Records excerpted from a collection
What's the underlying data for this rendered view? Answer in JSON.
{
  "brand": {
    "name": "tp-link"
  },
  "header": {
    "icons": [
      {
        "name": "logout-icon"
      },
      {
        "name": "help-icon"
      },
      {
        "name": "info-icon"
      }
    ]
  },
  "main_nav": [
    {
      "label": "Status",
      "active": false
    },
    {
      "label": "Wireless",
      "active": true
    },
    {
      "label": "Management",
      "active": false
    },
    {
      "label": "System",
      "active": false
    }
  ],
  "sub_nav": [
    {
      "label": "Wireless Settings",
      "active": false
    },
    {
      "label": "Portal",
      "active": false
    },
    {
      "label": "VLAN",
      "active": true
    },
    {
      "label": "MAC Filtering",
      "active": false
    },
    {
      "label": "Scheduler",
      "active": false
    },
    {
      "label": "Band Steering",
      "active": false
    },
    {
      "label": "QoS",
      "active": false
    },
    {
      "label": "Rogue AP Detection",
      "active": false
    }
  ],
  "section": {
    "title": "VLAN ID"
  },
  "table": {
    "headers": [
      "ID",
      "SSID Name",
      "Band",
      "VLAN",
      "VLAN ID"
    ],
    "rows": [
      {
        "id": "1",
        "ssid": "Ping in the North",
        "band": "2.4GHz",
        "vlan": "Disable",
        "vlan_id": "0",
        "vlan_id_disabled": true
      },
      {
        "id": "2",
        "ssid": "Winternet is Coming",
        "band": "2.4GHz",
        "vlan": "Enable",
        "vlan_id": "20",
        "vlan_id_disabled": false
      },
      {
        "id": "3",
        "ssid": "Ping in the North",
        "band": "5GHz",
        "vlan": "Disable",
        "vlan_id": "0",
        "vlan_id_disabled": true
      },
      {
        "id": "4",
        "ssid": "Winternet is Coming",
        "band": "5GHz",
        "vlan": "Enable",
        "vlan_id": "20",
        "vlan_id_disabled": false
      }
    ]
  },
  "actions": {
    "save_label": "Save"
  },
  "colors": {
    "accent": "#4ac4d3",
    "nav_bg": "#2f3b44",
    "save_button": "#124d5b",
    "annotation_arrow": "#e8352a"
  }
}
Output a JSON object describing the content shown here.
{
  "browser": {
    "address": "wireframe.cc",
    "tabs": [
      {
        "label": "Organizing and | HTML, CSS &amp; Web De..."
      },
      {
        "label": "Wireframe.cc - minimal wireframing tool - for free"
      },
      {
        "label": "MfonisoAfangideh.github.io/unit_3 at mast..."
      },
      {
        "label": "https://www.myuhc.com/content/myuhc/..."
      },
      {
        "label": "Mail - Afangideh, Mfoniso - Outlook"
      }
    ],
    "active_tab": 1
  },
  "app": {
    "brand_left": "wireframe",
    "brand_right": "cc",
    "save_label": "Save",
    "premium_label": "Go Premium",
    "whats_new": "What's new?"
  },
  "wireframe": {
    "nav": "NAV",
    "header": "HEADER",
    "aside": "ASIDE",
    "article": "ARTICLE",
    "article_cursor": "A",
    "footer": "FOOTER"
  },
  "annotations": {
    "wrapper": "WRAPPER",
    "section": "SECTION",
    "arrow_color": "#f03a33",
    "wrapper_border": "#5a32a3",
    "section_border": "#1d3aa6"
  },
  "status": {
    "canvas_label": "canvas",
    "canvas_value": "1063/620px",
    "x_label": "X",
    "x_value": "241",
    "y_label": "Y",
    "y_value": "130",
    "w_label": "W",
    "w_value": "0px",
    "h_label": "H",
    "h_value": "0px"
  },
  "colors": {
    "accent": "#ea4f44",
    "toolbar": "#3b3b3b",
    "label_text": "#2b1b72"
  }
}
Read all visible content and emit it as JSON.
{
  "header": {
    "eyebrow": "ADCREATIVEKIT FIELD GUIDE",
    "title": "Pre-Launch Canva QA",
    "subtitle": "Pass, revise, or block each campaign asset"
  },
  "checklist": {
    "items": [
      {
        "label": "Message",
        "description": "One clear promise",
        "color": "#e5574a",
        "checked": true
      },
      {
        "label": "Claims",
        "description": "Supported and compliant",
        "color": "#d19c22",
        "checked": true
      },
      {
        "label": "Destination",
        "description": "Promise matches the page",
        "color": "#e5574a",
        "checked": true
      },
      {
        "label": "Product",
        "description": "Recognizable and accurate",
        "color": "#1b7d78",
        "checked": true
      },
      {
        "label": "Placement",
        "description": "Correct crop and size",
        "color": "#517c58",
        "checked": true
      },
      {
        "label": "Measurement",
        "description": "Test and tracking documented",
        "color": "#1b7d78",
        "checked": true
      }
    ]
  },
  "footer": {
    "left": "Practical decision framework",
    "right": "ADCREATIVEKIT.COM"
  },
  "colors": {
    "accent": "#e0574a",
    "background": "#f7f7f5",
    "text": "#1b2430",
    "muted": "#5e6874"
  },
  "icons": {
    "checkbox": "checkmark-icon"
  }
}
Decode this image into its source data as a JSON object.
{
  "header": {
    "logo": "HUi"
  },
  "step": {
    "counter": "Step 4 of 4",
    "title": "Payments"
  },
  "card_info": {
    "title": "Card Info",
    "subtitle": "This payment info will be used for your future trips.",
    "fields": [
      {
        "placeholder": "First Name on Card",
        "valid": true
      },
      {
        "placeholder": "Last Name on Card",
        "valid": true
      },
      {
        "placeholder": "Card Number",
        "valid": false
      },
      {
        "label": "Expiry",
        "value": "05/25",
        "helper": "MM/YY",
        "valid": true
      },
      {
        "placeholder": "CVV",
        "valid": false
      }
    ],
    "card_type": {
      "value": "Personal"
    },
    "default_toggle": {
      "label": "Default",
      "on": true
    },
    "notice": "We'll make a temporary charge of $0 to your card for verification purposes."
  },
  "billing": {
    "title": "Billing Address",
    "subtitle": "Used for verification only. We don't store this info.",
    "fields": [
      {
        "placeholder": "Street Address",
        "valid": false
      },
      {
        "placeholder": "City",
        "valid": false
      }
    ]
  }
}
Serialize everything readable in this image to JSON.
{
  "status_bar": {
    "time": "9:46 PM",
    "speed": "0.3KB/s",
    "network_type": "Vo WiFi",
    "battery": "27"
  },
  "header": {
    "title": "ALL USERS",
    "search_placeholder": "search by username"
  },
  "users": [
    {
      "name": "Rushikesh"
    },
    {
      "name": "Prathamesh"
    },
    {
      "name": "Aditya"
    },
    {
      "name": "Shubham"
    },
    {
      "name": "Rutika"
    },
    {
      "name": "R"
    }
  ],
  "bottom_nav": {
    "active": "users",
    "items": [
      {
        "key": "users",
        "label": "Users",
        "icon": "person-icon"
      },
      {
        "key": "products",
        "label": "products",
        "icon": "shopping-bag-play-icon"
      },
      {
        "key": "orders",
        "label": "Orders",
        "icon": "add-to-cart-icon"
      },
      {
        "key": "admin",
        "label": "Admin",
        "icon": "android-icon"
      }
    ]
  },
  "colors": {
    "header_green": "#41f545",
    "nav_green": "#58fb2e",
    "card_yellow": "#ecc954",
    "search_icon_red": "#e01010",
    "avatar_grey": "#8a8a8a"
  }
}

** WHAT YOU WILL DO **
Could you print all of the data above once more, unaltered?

** ANSWER SECTION **
What's the underlying data for this rendered view? Answer in JSON.
{
  "brand": {
    "name": "tp-link"
  },
  "header": {
    "icons": [
      {
        "name": "logout-icon"
      },
      {
        "name": "help-icon"
      },
      {
        "name": "info-icon"
      }
    ]
  },
  "main_nav": [
    {
      "label": "Status",
      "active": false
    },
    {
      "label": "Wireless",
      "active": true
    },
    {
      "label": "Management",
      "active": false
    },
    {
      "label": "System",
      "active": false
    }
  ],
  "sub_nav": [
    {
      "label": "Wireless Settings",
      "active": false
    },
    {
      "label": "Portal",
      "active": false
    },
    {
      "label": "VLAN",
      "active": true
    },
    {
      "label": "MAC Filtering",
      "active": false
    },
    {
      "label": "Scheduler",
      "active": false
    },
    {
      "label": "Band Steering",
      "active": false
    },
    {
      "label": "QoS",
      "active": false
    },
    {
      "label": "Rogue AP Detection",
      "active": false
    }
  ],
  "section": {
    "title": "VLAN ID"
  },
  "table": {
    "headers": [
      "ID",
      "SSID Name",
      "Band",
      "VLAN",
      "VLAN ID"
    ],
    "rows": [
      {
        "id": "1",
        "ssid": "Ping in the North",
        "band": "2.4GHz",
        "vlan": "Disable",
        "vlan_id": "0",
        "vlan_id_disabled": true
      },
      {
        "id": "2",
        "ssid": "Winternet is Coming",
        "band": "2.4GHz",
        "vlan": "Enable",
        "vlan_id": "20",
        "vlan_id_disabled": false
      },
      {
        "id": "3",
        "ssid": "Ping in the North",
        "band": "5GHz",
        "vlan": "Disable",
        "vlan_id": "0",
        "vlan_id_disabled": true
      },
      {
        "id": "4",
        "ssid": "Winternet is Coming",
        "band": "5GHz",
        "vlan": "Enable",
        "vlan_id": "20",
        "vlan_id_disabled": false
      }
    ]
  },
  "actions": {
    "save_label": "Save"
  },
  "colors": {
    "accent": "#4ac4d3",
    "nav_bg": "#2f3b44",
    "save_button": "#124d5b",
    "annotation_arrow": "#e8352a"
  }
}
Output a JSON object describing the content shown here.
{
  "browser": {
    "address": "wireframe.cc",
    "tabs": [
      {
        "label": "Organizing and | HTML, CSS &amp; Web De..."
      },
      {
        "label": "Wireframe.cc - minimal wireframing tool - for free"
      },
      {
        "label": "MfonisoAfangideh.github.io/unit_3 at mast..."
      },
      {
        "label": "https://www.myuhc.com/content/myuhc/..."
      },
      {
        "label": "Mail - Afangideh, Mfoniso - Outlook"
      }
    ],
    "active_tab": 1
  },
  "app": {
    "brand_left": "wireframe",
    "brand_right": "cc",
    "save_label": "Save",
    "premium_label": "Go Premium",
    "whats_new": "What's new?"
  },
  "wireframe": {
    "nav": "NAV",
    "header": "HEADER",
    "aside": "ASIDE",
    "article": "ARTICLE",
    "article_cursor": "A",
    "footer": "FOOTER"
  },
  "annotations": {
    "wrapper": "WRAPPER",
    "section": "SECTION",
    "arrow_color": "#f03a33",
    "wrapper_border": "#5a32a3",
    "section_border": "#1d3aa6"
  },
  "status": {
    "canvas_label": "canvas",
    "canvas_value": "1063/620px",
    "x_label": "X",
    "x_value": "241",
    "y_label": "Y",
    "y_value": "130",
    "w_label": "W",
    "w_value": "0px",
    "h_label": "H",
    "h_value": "0px"
  },
  "colors": {
    "accent": "#ea4f44",
    "toolbar": "#3b3b3b",
    "label_text": "#2b1b72"
  }
}
Read all visible content and emit it as JSON.
{
  "header": {
    "eyebrow": "ADCREATIVEKIT FIELD GUIDE",
    "title": "Pre-Launch Canva QA",
    "subtitle": "Pass, revise, or block each campaign asset"
  },
  "checklist": {
    "items": [
      {
        "label": "Message",
        "description": "One clear promise",
        "color": "#e5574a",
        "checked": true
      },
      {
        "label": "Claims",
        "description": "Supported and compliant",
        "color": "#d19c22",
        "checked": true
      },
      {
        "label": "Destination",
        "description": "Promise matches the page",
        "color": "#e5574a",
        "checked": true
      },
      {
        "label": "Product",
        "description": "Recognizable and accurate",
        "color": "#1b7d78",
        "checked": true
      },
      {
        "label": "Placement",
        "description": "Correct crop and size",
        "color": "#517c58",
        "checked": true
      },
      {
        "label": "Measurement",
        "description": "Test and tracking documented",
        "color": "#1b7d78",
        "checked": true
      }
    ]
  },
  "footer": {
    "left": "Practical decision framework",
    "right": "ADCREATIVEKIT.COM"
  },
  "colors": {
    "accent": "#e0574a",
    "background": "#f7f7f5",
    "text": "#1b2430",
    "muted": "#5e6874"
  },
  "icons": {
    "checkbox": "checkmark-icon"
  }
}
Decode this image into its source data as a JSON object.
{
  "header": {
    "logo": "HUi"
  },
  "step": {
    "counter": "Step 4 of 4",
    "title": "Payments"
  },
  "card_info": {
    "title": "Card Info",
    "subtitle": "This payment info will be used for your future trips.",
    "fields": [
      {
        "placeholder": "First Name on Card",
        "valid": true
      },
      {
        "placeholder": "Last Name on Card",
        "valid": true
      },
      {
        "placeholder": "Card Number",
        "valid": false
      },
      {
        "label": "Expiry",
        "value": "05/25",
        "helper": "MM/YY",
        "valid": true
      },
      {
        "placeholder": "CVV",
        "valid": false
      }
    ],
    "card_type": {
      "value": "Personal"
    },
    "default_toggle": {
      "label": "Default",
      "on": true
    },
    "notice": "We'll make a temporary charge of $0 to your card for verification purposes."
  },
  "billing": {
    "title": "Billing Address",
    "subtitle": "Used for verification only. We don't store this info.",
    "fields": [
      {
        "placeholder": "Street Address",
        "valid": false
      },
      {
        "placeholder": "City",
        "valid": false
      }
    ]
  }
}
Serialize everything readable in this image to JSON.
{
  "status_bar": {
    "time": "9:46 PM",
    "speed": "0.3KB/s",
    "network_type": "Vo WiFi",
    "battery": "27"
  },
  "header": {
    "title": "ALL USERS",
    "search_placeholder": "search by username"
  },
  "users": [
    {
      "name": "Rushikesh"
    },
    {
      "name": "Prathamesh"
    },
    {
      "name": "Aditya"
    },
    {
      "name": "Shubham"
    },
    {
      "name": "Rutika"
    },
    {
      "name": "R"
    }
  ],
  "bottom_nav": {
    "active": "users",
    "items": [
      {
        "key": "users",
        "label": "Users",
        "icon": "person-icon"
      },
      {
        "key": "products",
        "label": "products",
        "icon": "shopping-bag-play-icon"
      },
      {
        "key": "orders",
        "label": "Orders",
        "icon": "add-to-cart-icon"
      },
      {
        "key": "admin",
        "label": "Admin",
        "icon": "android-icon"
      }
    ]
  },
  "colors": {
    "header_green": "#41f545",
    "nav_green": "#58fb2e",
    "card_yellow": "#ecc954",
    "search_icon_red": "#e01010",
    "avatar_grey": "#8a8a8a"
  }
}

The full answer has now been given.